From presidential aspirations to oil to corporate positioning, here’s what I’m watching this year.
The big picture: After the year that wasn’t, well, everything we thought it would be, 2021 will be a messy mix of the pandemic (still) and reviving all that it sidelined on all things, including energy and climate change.
1) Presidential ambitions/limitations
With a divided Congress likely, President-elect Joe Biden is set to look across the entire government for ways to inject climate-change considerations.
Driving the news: He'll focus on reversing all the environmental regulatory rollbacks by President Trump, but beyond that Biden is expected to incorporate climate policies into other agencies. Two I’m watching closely are independent but nonetheless traditionally pursue policies the sitting president supports:
- The Federal Energy Regulatory Commission, which regulates electricity infrastructure and pipelines, could factor climate change more than ever into its decision-making.

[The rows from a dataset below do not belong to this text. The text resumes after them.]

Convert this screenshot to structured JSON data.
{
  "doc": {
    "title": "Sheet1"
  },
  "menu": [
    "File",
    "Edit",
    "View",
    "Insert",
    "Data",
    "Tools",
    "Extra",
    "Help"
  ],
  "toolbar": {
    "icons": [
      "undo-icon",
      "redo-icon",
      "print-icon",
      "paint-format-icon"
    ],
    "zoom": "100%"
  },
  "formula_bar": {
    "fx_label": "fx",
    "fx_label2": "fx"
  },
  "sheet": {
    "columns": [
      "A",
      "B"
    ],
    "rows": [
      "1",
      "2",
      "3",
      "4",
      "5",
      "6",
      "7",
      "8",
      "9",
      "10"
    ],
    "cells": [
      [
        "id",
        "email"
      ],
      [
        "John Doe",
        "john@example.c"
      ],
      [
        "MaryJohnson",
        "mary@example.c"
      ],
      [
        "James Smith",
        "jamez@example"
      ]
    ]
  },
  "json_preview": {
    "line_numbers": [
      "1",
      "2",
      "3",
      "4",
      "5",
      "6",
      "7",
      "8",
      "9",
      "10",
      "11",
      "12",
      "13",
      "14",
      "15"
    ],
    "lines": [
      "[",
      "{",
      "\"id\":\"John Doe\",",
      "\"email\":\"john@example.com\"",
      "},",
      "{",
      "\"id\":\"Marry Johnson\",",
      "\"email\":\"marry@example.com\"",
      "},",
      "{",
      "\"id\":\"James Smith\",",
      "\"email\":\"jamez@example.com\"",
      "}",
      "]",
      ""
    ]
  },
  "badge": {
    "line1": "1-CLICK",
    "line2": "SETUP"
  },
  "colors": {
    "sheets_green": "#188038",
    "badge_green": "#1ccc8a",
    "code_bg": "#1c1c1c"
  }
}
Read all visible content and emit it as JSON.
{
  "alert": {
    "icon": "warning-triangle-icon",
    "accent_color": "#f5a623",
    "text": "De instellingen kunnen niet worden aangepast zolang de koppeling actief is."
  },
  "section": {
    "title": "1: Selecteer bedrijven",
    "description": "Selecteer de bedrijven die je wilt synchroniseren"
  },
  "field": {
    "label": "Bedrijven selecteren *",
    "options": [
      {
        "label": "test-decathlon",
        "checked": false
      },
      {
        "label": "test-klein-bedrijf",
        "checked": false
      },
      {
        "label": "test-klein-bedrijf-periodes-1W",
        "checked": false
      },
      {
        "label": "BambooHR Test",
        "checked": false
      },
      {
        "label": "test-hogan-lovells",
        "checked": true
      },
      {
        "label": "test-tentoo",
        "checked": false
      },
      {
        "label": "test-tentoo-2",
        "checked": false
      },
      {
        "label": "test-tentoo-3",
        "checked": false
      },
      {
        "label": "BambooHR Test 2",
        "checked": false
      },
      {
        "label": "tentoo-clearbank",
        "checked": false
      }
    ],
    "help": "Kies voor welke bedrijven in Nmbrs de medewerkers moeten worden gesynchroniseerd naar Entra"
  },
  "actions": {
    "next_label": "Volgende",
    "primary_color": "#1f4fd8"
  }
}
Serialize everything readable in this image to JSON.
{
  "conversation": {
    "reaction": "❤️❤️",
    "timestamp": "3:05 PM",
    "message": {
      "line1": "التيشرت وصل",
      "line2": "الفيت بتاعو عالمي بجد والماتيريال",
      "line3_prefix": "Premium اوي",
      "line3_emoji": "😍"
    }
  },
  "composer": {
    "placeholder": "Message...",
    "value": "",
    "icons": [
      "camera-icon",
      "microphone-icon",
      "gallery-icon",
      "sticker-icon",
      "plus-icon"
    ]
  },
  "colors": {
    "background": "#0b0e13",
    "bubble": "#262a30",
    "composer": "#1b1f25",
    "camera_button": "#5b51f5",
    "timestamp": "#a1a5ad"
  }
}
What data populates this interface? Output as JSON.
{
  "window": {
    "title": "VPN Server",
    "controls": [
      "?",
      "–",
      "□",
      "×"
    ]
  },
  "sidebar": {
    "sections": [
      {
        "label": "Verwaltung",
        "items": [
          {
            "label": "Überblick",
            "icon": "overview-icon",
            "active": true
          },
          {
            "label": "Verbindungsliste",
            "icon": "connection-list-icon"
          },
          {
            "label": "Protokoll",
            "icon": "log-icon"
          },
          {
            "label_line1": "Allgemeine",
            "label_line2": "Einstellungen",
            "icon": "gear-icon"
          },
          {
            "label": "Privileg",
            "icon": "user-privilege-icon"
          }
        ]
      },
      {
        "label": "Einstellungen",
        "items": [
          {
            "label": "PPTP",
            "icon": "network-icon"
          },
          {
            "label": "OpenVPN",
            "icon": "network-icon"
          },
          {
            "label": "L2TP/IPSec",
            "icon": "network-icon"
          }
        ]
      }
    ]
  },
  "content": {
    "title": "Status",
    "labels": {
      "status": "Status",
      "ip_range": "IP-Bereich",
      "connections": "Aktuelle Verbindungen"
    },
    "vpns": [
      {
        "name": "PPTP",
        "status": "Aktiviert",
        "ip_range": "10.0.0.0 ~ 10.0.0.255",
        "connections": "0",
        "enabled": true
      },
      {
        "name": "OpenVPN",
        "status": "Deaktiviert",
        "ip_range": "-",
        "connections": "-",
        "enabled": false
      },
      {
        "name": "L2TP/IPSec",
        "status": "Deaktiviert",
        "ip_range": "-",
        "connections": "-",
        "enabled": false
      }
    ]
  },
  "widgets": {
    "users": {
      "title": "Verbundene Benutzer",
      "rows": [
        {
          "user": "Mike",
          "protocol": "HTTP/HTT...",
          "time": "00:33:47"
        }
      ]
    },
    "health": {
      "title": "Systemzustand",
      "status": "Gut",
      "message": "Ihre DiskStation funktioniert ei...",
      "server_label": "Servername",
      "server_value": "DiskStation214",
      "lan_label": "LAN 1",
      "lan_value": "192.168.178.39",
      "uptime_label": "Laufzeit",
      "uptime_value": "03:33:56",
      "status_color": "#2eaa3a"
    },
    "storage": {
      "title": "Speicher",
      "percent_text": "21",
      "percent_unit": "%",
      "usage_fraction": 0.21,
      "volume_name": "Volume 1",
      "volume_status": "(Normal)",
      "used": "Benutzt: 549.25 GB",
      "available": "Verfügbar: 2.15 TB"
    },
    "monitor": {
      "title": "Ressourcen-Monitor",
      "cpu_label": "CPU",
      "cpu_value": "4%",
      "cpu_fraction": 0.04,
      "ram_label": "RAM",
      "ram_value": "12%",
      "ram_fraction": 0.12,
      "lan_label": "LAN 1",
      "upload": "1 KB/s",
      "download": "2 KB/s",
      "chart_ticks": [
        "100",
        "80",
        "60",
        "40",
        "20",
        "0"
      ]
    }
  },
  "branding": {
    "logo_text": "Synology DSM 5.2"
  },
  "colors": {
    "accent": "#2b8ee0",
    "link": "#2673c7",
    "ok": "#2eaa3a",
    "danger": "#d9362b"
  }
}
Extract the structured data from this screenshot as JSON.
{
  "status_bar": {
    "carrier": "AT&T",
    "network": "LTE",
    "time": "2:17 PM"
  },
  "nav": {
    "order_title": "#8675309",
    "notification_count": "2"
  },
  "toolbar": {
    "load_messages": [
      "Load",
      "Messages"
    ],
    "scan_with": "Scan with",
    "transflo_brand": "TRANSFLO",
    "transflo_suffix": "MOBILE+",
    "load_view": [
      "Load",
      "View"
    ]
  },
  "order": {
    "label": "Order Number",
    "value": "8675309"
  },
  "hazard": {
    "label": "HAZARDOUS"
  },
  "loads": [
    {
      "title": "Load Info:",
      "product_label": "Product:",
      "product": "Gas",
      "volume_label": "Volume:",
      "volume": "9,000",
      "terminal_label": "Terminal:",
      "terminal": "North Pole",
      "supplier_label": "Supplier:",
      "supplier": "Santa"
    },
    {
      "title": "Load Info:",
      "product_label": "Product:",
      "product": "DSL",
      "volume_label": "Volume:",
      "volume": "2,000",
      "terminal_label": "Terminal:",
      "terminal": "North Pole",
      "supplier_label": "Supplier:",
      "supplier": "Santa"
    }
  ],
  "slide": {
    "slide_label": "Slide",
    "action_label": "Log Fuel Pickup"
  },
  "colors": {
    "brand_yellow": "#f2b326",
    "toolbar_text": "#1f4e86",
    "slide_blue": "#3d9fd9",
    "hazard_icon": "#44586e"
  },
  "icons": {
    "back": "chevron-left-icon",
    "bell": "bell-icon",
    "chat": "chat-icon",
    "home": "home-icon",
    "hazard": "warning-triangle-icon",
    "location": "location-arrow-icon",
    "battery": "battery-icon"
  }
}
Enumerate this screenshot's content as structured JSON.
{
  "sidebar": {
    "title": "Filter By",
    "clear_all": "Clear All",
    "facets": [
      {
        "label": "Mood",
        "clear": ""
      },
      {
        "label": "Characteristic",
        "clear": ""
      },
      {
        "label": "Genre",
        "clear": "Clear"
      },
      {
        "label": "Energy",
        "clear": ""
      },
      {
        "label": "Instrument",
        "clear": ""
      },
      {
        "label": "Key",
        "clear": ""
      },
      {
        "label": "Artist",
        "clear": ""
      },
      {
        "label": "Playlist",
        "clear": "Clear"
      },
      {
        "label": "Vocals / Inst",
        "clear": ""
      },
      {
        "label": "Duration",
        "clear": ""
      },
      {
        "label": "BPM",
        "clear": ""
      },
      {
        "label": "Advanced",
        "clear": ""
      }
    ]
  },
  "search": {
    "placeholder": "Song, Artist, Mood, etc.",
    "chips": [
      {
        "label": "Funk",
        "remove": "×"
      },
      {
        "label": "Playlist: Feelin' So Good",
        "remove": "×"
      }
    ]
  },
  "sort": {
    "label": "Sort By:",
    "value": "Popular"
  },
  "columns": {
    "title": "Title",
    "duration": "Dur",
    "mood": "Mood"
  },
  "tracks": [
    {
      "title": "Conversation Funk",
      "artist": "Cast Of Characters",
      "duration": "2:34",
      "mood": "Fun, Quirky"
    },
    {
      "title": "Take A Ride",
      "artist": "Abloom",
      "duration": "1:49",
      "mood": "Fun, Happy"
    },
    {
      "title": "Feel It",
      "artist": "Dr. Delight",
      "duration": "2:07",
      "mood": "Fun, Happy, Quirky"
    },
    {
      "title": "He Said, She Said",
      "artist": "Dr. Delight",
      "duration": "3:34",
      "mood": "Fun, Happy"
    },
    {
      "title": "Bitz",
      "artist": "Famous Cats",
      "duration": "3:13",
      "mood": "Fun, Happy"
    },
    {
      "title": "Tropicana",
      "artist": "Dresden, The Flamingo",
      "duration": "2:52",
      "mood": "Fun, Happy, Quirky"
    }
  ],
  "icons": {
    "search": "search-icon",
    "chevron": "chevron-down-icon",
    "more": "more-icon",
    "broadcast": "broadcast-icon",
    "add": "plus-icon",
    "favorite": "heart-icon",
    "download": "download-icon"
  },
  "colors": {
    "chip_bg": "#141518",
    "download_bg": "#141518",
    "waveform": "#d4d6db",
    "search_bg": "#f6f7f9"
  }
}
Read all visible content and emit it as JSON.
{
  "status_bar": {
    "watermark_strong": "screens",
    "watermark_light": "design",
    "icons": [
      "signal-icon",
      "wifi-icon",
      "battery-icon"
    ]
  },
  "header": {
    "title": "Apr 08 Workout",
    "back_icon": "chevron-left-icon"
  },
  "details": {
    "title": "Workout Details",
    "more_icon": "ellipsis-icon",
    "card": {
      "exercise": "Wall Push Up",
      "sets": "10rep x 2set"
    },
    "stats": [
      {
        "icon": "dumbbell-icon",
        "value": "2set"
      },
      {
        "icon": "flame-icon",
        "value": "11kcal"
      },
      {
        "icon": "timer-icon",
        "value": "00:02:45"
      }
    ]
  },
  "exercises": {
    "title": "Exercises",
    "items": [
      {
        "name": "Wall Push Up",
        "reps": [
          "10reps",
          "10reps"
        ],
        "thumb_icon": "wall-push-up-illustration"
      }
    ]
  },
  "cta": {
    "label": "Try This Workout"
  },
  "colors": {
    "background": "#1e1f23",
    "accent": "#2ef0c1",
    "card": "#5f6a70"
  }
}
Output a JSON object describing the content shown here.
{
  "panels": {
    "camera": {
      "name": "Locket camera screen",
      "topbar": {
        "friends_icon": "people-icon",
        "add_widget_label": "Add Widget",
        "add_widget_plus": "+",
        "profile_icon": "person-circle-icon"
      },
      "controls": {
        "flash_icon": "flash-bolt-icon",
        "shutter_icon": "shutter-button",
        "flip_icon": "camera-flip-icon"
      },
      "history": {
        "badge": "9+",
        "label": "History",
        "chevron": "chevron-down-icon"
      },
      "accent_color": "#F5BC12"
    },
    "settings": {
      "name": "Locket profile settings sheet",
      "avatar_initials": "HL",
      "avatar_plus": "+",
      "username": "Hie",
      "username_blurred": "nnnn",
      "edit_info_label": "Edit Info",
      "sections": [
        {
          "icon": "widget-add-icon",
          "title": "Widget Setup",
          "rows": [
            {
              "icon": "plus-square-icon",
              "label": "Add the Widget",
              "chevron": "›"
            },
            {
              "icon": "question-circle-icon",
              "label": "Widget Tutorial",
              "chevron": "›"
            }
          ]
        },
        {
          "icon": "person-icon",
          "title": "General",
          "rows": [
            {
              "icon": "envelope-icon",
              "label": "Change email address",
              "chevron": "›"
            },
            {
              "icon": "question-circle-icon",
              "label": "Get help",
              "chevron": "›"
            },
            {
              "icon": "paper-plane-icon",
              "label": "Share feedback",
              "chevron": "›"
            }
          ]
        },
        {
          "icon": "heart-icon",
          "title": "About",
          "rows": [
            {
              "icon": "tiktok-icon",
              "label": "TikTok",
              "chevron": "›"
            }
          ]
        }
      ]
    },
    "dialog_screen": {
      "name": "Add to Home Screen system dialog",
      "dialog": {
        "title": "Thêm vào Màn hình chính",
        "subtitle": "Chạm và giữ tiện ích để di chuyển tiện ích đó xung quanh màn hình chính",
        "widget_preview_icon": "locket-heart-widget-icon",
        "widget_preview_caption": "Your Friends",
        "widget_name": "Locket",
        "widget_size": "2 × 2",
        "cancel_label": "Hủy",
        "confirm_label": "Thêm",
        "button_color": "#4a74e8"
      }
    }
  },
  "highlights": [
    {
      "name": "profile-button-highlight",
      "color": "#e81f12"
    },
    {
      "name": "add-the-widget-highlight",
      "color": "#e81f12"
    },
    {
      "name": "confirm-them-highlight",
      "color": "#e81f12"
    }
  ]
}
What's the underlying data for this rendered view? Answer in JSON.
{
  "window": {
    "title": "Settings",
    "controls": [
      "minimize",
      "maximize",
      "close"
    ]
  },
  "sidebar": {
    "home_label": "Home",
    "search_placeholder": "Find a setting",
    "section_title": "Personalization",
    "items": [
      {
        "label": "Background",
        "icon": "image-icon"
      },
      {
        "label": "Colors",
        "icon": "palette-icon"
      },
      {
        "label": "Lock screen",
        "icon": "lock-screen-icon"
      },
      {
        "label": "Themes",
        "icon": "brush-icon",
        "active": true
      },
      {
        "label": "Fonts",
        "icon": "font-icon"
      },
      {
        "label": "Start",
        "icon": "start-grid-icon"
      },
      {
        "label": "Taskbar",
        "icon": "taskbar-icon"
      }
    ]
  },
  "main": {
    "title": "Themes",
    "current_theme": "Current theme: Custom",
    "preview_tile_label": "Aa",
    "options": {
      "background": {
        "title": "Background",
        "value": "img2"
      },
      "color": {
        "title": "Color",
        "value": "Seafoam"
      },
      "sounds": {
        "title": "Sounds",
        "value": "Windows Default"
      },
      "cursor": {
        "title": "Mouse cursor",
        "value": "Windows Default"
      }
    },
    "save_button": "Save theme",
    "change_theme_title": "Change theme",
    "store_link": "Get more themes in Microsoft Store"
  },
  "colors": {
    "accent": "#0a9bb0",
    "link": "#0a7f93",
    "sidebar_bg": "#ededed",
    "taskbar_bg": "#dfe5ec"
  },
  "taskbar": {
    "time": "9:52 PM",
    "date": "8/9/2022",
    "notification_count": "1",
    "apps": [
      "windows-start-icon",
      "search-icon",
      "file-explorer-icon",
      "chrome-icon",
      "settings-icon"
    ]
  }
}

- The Securities and Exchange Commission had begun to consider emission disclosure rules under Barack Obama, and a similar initiative is likely to be revived under Biden.
2) Congressional balance
I’ll be watching to see how two dynamics interplay on Capitol Hill:
- Calls for bipartisan policies, such as the ones that were included in the year-end stimulus law.
- Pressure from progressives to pursue sweeping climate policies and investigations into organizations that have pushed misinformation on climate change.
3) States and cities keep moving ahead
In the absence of comprehensive climate policy at the federal level, states and cities have moved ahead over the past decade. I expect that to continue even with Biden in the White House.
Why it matters: State and city action is likely to help Biden meet America’s goals under the Paris Climate Agreement.
4) Corporate and grassroots positioning
Biden’s presidency will drastically change how corporations and activist groups engage on climate change.
- Corporations, which have been able to say positive things on the topic and pursue their own goals without concern for federal policy, will now be tested on what kind of regulations they could support.
- Activists, who have had a clear opponent in Trump, now will face a balancing act of simultaneously pressuring and praising Biden.
5) Oil’s comeback (or not)
Projections suggest the pandemic has permanently lowered the amount of oil the world will demand in the future. If that change pans out, it will be a significant turning point for an industry that has reigned supreme for more than a century.
Where it stands:
- In the short term, the oil industry’s condition depends on how fast vaccines are distributed and how safe that makes people feel about flying again.
- In the long term, what matters most is whether other countries' economic stimulus plans systemically phase out our use of oil and natural gas (and coal) over time. As of now, that’s not the case on a worldwide scale.
6) Natural gas, yea and/or nay
An important subplot is to what degree natural gas is considered a solution, however temporary, to climate change, both domestically and abroad.
- Biden has gone to great lengths to say he doesn’t oppose fracking, the controversial oil and gas extraction method, but he also is largely silent on how (or whether) he sees natural gas fitting into his domestic or international agenda.
7) New tech rising
Expect Congress and Biden’s Energy Department to pour money and attention into new technologies, including hydrogen, carbon capture, advanced nuclear power, and energy storage.
Why it matters: These are the types of tech experts say are essential to addressing climate change but that have not received enough money or attention from governments.
8) Diplomatic dances
The big item on 2021’s calendar for this crowd is the United Nations’ 26th annual climate change conference, to be held in November in Glasgow, Scotland (delayed a year).
The intrigue: The Biden administration faces a tricky diplomatic task of reassuring world leaders America is not going to retreat again on the problem while also urging other countries to put even more aggressive goals on the table ahead of the Glasglow conference.
9) China and India
These nations, the first and third biggest carbon-emitting countries in the world (America is second), will be central to any of Biden’s diplomatic dances.
- The frosty America-China relations developed under Trump are likely to continue under Biden.
- India could be a nation where Biden seeks to collaborate more on climate change, given that country’s renewable-energy ambitions and its growing role in heating up the planet.
10) Extreme weather again/still
This is a storyline that, unfortunately, isn’t expected to change much year over year, except to become more frequent.
- This includes wildfires, heat waves and extreme precipitation events.
The bottom line: Extreme weather could be a central factor that forces political will to act on climate change, or at least act to better respond to the impacts of global warming that are already coming.